Using Plush Toys to Direct Autonomous Animated Characters
Synthetic Characters Group & Vision and Modeling Group, The Media Laboratory, Massachusetts Institute of Technology
Summary:Swamped! is an interactive experience in which instrumented plush toys are used as a tangible, iconic interface for directing autonomous animated characters. Each character has a distinct personality and decides in real time what it should do based on its perception of its environment, its motivational and emotional state, and input from its "conscience," the guest. By manipulating a stuffed animal corresponding to the character the guest can influence how a given character acts and feels.Key Points:
The characters incorporate a novel model of behavior and emotion, multi-target motion interpolation and new techniques for real time graphics. Automatic camera and lighting control helps reveal the emotional content of each scene.
By combining research in autonomous character design, automatic camera control, tangible interfaces and action interpretation, Swamped! seeks to create an evocative and novel experience.
- Autonomous animated characters whose behavior can be directed in real-time
- Tangible, iconic interfaces for synthetic characters using instrumented plush toys and gesture recognition
- Automatic camera and lighting control that helps reveal emotional state of charactersSwamped! was the first installation to use the Sympathetic Interface concept developed by Michael Patrick Johnson and Prof. Bruce Blumberg. The following paper will be presented at the CHI 99 conference:Video clips:
Sympathetic Interfaces: Using a Plush Toy to Direct Synthetic Characters
The video which accompanies the Sympathetic Interfaces paper is available in Quicktime 4 format:300x200 resolution (27.1 mb)More video clips are available on our resources page.
180x120 resolution (11.7 mb)
Images of the system in action:
The doll being used to control the character onscreen
The world of Swamped!
The happy raccoon
The raccoon is surprised
The raccoon is frustrated after another failed
attempt to catch the chicken
The raccoon acts nonchalant while observing the
chicken's bizarre attempts at flying
The chicken annoys the raccoon from the airThis work was sponsored in part by the Digital Life and Toys of Tomorrow Consortia of the MIT Media Lab.Special Thanks:
- Tinsley Galyean: NearLife Inc.
- Greg Tucker: MIT Media Lab
- Brian Smith: MIT Media Lab
- Rick Bahr, Bob Carlson, Andy Schein: Silicon Graphics

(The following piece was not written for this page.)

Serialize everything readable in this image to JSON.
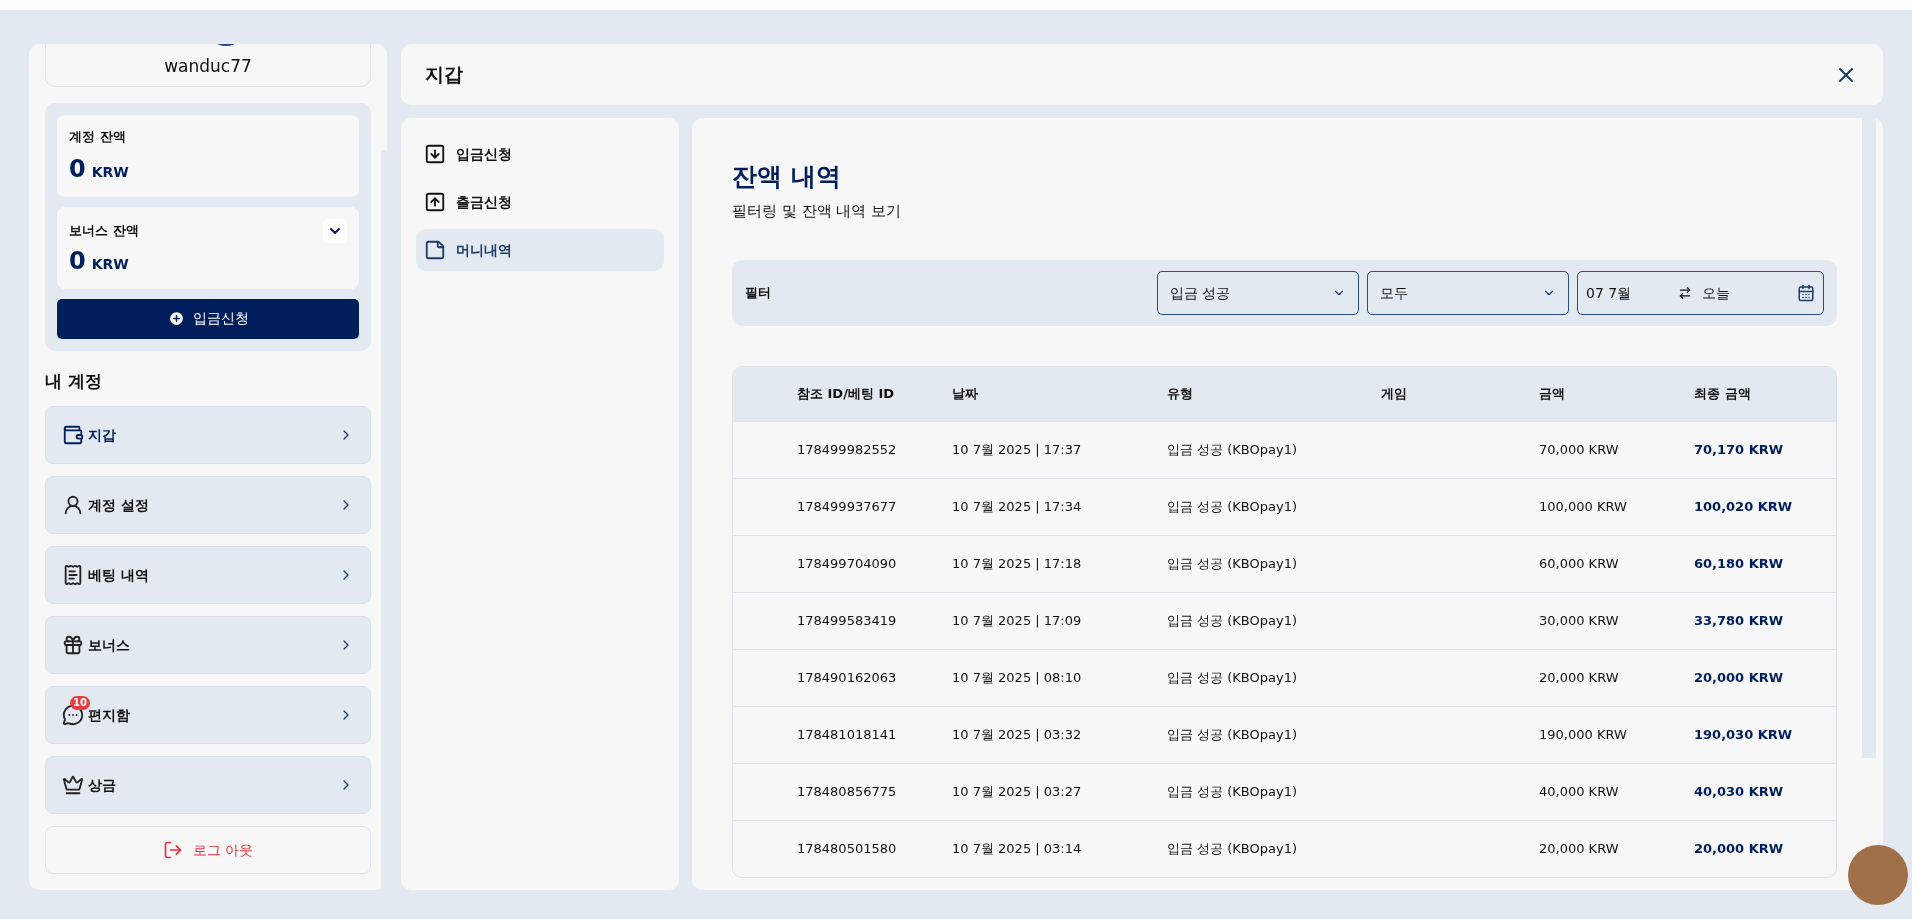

- Kinetix Inc.
- Agnieszka Meyro
- Julie Chasse
- All of the UROPS who worked during the year
Professor Blumberg is the Asahi Broadcasting Corporation Career Development Professor of Media Arts and Sciences